Book review: Barbie Kyagulanyi's memoirs of a village belle


What you need to know:

  • Book title: Golden Memories of a Village Belle
  • Author: Barbara Itungo Kyagulanyi 
  • Pages: 81
  • Price: Shs21,500
  • Where: Aristoc Booklex.  
  • Published: 2011

Barbara Itungo Kyagulanyi is familiarly known as Barbie, a fixture on Kampala’s social register. 
Apart from being a philanthropist, she is celebrated as the wife to Ugandan pop artist and top-flight politician; Robert Kyagulanyi Ssentamu, alias Bobi Wine. 

You would think that being a model mother, devoted wife and successful individual in her own right would be enough for her, but no.  She is also an author. Her autobiography “Golden Memories of a Village Belle”, published in 2012, is revelative of her formative years. As a child, she was called Kyomu; a pet name given to her by her grandmother. 

Written in a conversational style which draws the reader in with the author’s eagerness to share, Barbie’s story begins with an election.  That is a Local Council (LC) election, to be precise.  Kyomu’s uncle, Eric, a respected veterinary doctor, is running for LC 1 chairman, a post he has contested for seven times; winning each race.  Still, he is power-hungry (in way that Barbie’s husband Bobi would disprove of). 

Indeed, he is so hell-bent on making each vote count that he deploys a minor, Kyomu, to a trading center called “Omukayenje.” 

This is in Ntungamo district, western Uganda.  Her brief is clear: Kyomu is to watch every voter who Uncle Eric bought booze and report back to him.  So Kyomu watches, Argus-eyed, the lines which make up Uncle Eric’s support, and those of his opponent Kakira.  “Is Agaba in my line?” he asks. 

Yes, Kyomu whispers. Children are not allowed in Omukayenje, so she must remain undetected.  “And Kagyegema?” 

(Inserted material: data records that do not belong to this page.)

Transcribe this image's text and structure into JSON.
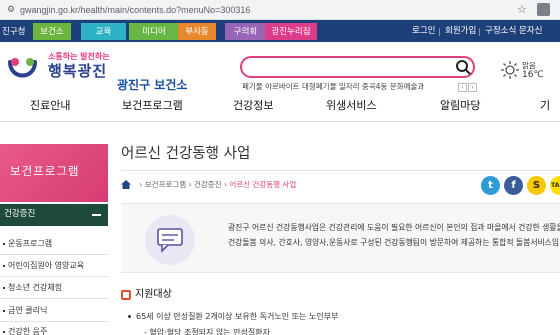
{
  "browser": {
    "url": "gwangjin.go.kr/health/main/contents.do?menuNo=300316"
  },
  "top_nav": {
    "items": [
      "진구청",
      "보건소",
      "교육",
      "미디어",
      "부사동",
      "구의회",
      "광진누리집"
    ],
    "right": [
      "로그인",
      "회원가입",
      "구정소식 문자신"
    ]
  },
  "header": {
    "slogan_top": "소통하는 발전하는",
    "slogan_bottom": "행복광진",
    "site_name": "광진구 보건소",
    "search_placeholder": "",
    "keywords": "폐기물  아르바이트  대형폐기물  일자리  중곡4동  문화예술과",
    "kw_prev": "‹",
    "kw_next": "›",
    "weather_label": "맑음",
    "weather_temp": "16℃"
  },
  "main_menu": [
    "진료안내",
    "보건프로그램",
    "건강정보",
    "위생서비스",
    "알림마당",
    "기"
  ],
  "sidebar": {
    "banner_title": "보건프로그램",
    "section_label": "건강증진",
    "items": [
      "운동프로그램",
      "어린이집원아 영양교육",
      "청소년 건강체험",
      "금연 클리닉",
      "건강한 음주"
    ]
  },
  "content": {
    "page_title": "어르신 건강동행 사업",
    "breadcrumb": {
      "items": [
        "보건프로그램",
        "건강증진"
      ],
      "separator": "›",
      "current": "어르신 건강동행 사업"
    },
    "social": {
      "tw": "t",
      "fb": "f",
      "ks": "S",
      "kt": "TALK"
    },
    "intro_lines": [
      "광진구 어르신 건강동행사업은 건강관리에 도움이 필요한 어르신이 본인의 집과 마을에서 건강한 생활을",
      "건강돌봄 의사, 간호사, 영양사,운동사로 구성된 건강동행팀이 방문하여 제공하는 통합적 돌봄서비스입"
    ],
    "section_title": "지원대상",
    "lines": [
      "65세 이상 만성질환 2개이상 보유한 독거노인 또는 노인부부",
      "- 혈압·혈당 조절되지 않는 만성질환자"
    ]
  },
  "colors": {
    "top_nav_bg": "#1d3f7a",
    "accent_pink": "#e0407f",
    "sidebar_head": "#1d4a3b"
  }
}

“That one is in Kakira’s line,” Kyomu replied.  “He is going to pay the beer I bought him,” Uncle Eric fumed.  Beyond that election, which Uncle Eric wins handily, the book goes on to describe the rural setting in which Barbie was raised.  Her nuclear family and extended family lived in a homestead of five families.  This setup could vaguely be described as a hutment; but their houses were not mud-and-wattle or were they given to the architecture of a military encampment. 

Still there was a spit-and-polish orderliness to this homestead befitting a military camp.  All her paternal uncles had built their homes on Kyomu’s grandparents’ thirty acres of land.  The families lived harmoniously, with Uncles Eric and Davis being the stars of this ensemble cast of villagers. 

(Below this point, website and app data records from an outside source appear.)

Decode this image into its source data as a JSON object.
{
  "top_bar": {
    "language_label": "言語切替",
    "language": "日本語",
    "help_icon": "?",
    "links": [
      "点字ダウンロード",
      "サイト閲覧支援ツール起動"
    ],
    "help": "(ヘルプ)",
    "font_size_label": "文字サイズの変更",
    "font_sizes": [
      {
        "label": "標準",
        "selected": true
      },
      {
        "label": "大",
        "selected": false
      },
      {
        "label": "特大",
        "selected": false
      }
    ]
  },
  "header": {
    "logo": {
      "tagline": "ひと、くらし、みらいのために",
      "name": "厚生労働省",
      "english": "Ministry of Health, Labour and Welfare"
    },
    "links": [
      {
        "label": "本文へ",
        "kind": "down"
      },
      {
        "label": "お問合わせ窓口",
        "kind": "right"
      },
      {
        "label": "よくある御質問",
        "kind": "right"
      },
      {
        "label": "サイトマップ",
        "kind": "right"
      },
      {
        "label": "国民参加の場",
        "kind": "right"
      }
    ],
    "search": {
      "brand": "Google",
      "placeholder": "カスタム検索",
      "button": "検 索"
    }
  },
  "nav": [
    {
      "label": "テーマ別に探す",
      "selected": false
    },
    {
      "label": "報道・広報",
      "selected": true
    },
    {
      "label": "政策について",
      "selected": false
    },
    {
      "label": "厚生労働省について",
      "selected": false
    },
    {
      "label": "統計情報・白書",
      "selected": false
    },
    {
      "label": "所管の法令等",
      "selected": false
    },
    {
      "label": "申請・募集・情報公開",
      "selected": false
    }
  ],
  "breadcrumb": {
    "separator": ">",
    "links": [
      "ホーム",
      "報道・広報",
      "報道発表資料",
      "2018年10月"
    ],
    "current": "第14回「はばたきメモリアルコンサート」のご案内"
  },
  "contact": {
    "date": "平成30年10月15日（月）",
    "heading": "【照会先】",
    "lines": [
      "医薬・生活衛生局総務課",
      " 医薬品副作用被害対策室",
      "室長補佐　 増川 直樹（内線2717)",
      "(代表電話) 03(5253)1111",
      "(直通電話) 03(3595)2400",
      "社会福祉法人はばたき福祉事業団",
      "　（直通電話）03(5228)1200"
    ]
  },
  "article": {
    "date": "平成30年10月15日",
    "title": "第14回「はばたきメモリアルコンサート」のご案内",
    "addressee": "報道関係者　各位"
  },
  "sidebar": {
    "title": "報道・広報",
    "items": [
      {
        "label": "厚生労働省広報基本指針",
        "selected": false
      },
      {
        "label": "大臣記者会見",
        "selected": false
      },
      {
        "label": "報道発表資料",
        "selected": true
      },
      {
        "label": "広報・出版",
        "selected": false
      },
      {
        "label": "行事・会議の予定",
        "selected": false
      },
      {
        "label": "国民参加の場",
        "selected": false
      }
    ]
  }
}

Her Uncle Davis was something of a hard-bitten disciplinarian whose drunken exploits endeared him to the children in the homestead.  In this unspoiled countryside, Kyomu distinguished herself as a dancer. 
“I swayed my hips and my wiggly stomach amazed them,” she said of her moves at an ‘illegal’ school disco, which the headmaster prematurely puts an end to. 

Here, we see the rebellious streak in the author as her adventures betray her willingness to the test the limits of what is permitted. When her father travels to Holland at the start of part 2 of this book, the author reveals a charming rustic naiveté.

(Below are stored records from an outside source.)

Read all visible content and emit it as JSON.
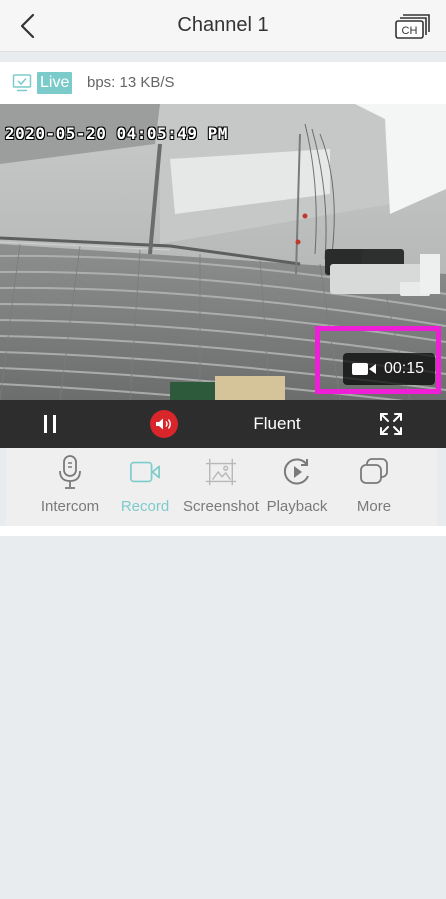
{
  "header": {
    "back_icon": "chevron-left-icon",
    "title": "Channel 1",
    "channel_button_label": "CH"
  },
  "status": {
    "live_label": "Live",
    "bps_text": "bps: 13 KB/S"
  },
  "video": {
    "timestamp": "2020-05-20 04:05:49 PM",
    "recording_time": "00:15",
    "highlight_color": "#ee1fd7"
  },
  "controls": {
    "pause_icon": "pause-icon",
    "audio_icon": "speaker-icon",
    "audio_color": "#d8262b",
    "quality_label": "Fluent",
    "fullscreen_icon": "fullscreen-icon"
  },
  "tools": [
    {
      "label": "Intercom",
      "icon": "microphone-icon",
      "active": false
    },
    {
      "label": "Record",
      "icon": "video-camera-icon",
      "active": true
    },
    {
      "label": "Screenshot",
      "icon": "image-icon",
      "active": false
    },
    {
      "label": "Playback",
      "icon": "playback-icon",
      "active": false
    },
    {
      "label": "More",
      "icon": "more-icon",
      "active": false
    }
  ],
  "colors": {
    "accent": "#7ecbcb",
    "control_bar": "#2d2d2d"
  }
}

“We used to think it (an aeroplane) was reserved for President Museveni. Every time we noticed a plane in the sky, all of us would parade outside and wave biding President Museveni bye, bye. I never imagined a plane on the ground,” she writes.  She then relates how she went to St. Hellen’s Girl’s School, which was peopled by blind pupils. The author then shows us how her name is written in Braille. 

Braille is a form of written language for blind people, in which characters are represented by patterns of raised dots that are felt with the fingertips. Barbie then passes her Primary Leaving Examinations. Thereupon, she enrols in and comes of age at Bweranyangi Girls’ Secondary School.

It is there that marriage crosses her mind, quite unlike when she was a pubescent village belle and was told that if fire ants land on a girl’s bed, that girl would soon get married.  Since and her age mates did not even consider marriage an option at the time, they shooed away the fire ants before they could park their tiny selves on their beds. At Bweranyangi, however, the girls were told their future husbands would come from either Ntare School, Mbarara High School, St. Kagwa High School or Runyonza Senior Secondary School.

Instead, Barbie was besotted with a guy who was “fun to be with” and “extra professional.”  Yes, Bobi Wine. Although an engaging account of Barbie’s early life, it does feel in some areas that the author is marking time.

Her anecdotes are generally amusing, when she takes her eye off the reader and simply writes as she wishes. 

When she does this, her free spirit casts a narrative spell on the reader.  The ending, however, affects the flow of the book because it comes abruptly.  It is almost as if she got tired of sharing her story and decided to she had something better to do.